GPU VP Tells Journalists Fact-Checking In Elections Should Not Be Limited To Politicians
By Buba Gagigo
The Gambia Press Union Vice President has told journalists that fact checking in elections should not be only limited to the claims by politicians but also their supporters and other groups or individuals to avoid misleading or manipulating the people.
Muhammed S. Bah made these remarks in his address to 30 participant journalists at the start of a three-day training on fact checking. The event was held on Monday at a local hotel in Senegambia.
“Fact-checking is a part of everyday journalism, but it is even more important that this culture of verification is entrenched during elections. Misinformation and disinformation (or fake news) comes in many forms, and it is important for journalists to identify and debunk them. Fact-checking in elections should not only be limited to what the political candidates say, but also deliberate attempts by their supporters and other groups or individuals to mislead or manipulate the people must be checked,” he said.
The training is meant to build the capacity of the journalists on fact-checking and debunking fake news in The Gambia.
The event also attracted the United Nations Peace and Development Adviser, UNESCO representative, among others.
Patrick McCarthy, the United Nations Peace and Development Adviser stated that the training is to provide journalists with the skills and tools they need to check and verify facts before publishing them.
“It will help journalists to debunk fake news in all its forms,” he added.
Lamin Jahateh, the UNESCO representative at the event hailed the timing of the training.
“This project is therefore very timely for The Gambia in view of the reasons that the country will be going to the polls soon. Knowing that elections and its attendant activities are high-stakes issues, UNESCO would like to not only wish the country best of luck but also to do things within its reach and guide this much cherished tenet of democracy,” he said.

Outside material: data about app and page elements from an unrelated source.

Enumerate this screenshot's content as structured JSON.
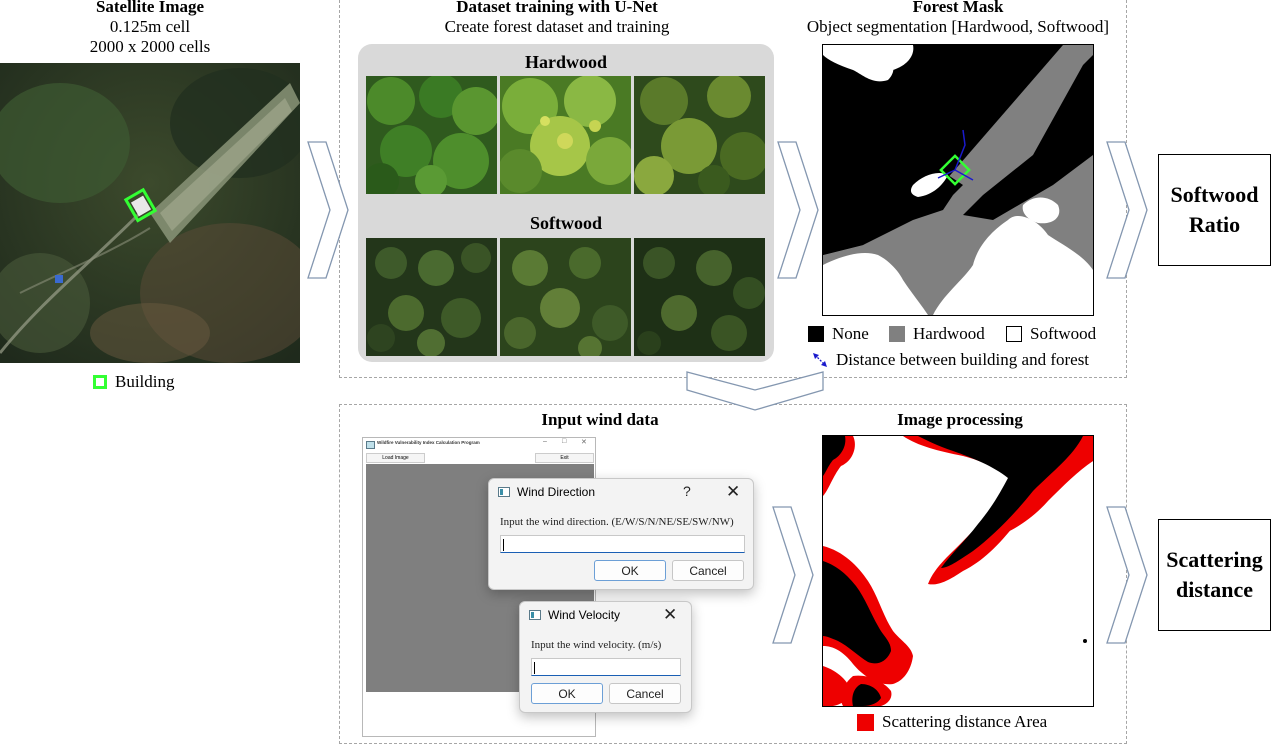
{
  "satellite": {
    "title": "Satellite Image",
    "cell": "0.125m cell",
    "cells": "2000 x 2000 cells",
    "legend_building": "Building",
    "building_color": "#33ff33"
  },
  "training": {
    "title": "Dataset training with U-Net",
    "subtitle": "Create forest dataset and training",
    "hardwood_label": "Hardwood",
    "softwood_label": "Softwood"
  },
  "forest_mask": {
    "title": "Forest Mask",
    "subtitle": "Object segmentation [Hardwood, Softwood]",
    "legend": [
      {
        "label": "None",
        "color": "#000000"
      },
      {
        "label": "Hardwood",
        "color": "#808080"
      },
      {
        "label": "Softwood",
        "color": "#ffffff"
      }
    ],
    "distance_label": "Distance between building and forest",
    "distance_color": "#1a1acc"
  },
  "outputs": {
    "softwood_ratio": [
      "Softwood",
      "Ratio"
    ],
    "scattering_distance": [
      "Scattering",
      "distance"
    ]
  },
  "wind": {
    "title": "Input wind data",
    "app_window": {
      "title": "Wildfire Vulnerability Index Calculation Program",
      "load_button": "Load Image",
      "exit_button": "Exit"
    },
    "direction_dialog": {
      "title": "Wind Direction",
      "help": "?",
      "close": "✕",
      "prompt": "Input the wind direction. (E/W/S/N/NE/SE/SW/NW)",
      "value": "",
      "ok": "OK",
      "cancel": "Cancel"
    },
    "velocity_dialog": {
      "title": "Wind Velocity",
      "close": "✕",
      "prompt": "Input the wind velocity. (m/s)",
      "value": "",
      "ok": "OK",
      "cancel": "Cancel"
    }
  },
  "processing": {
    "title": "Image processing",
    "legend_label": "Scattering distance Area",
    "legend_color": "#ee0000"
  }
}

The 3-day-training, which runs until 28th July [Wednesday], is part of a two-year project implemented by a consortium of UNESCO, UNDP and UNFPA in partnership with local implementing partners. It seeks to address the institutional barriers for young people, to strengthen youth capacity for engagement and participation in governance and leadership, and to address hate speech and counter fake news and misinformation of young people through. The training is inspired by the need to equip journalists and other media professionals with the needed skills to combat information disorder.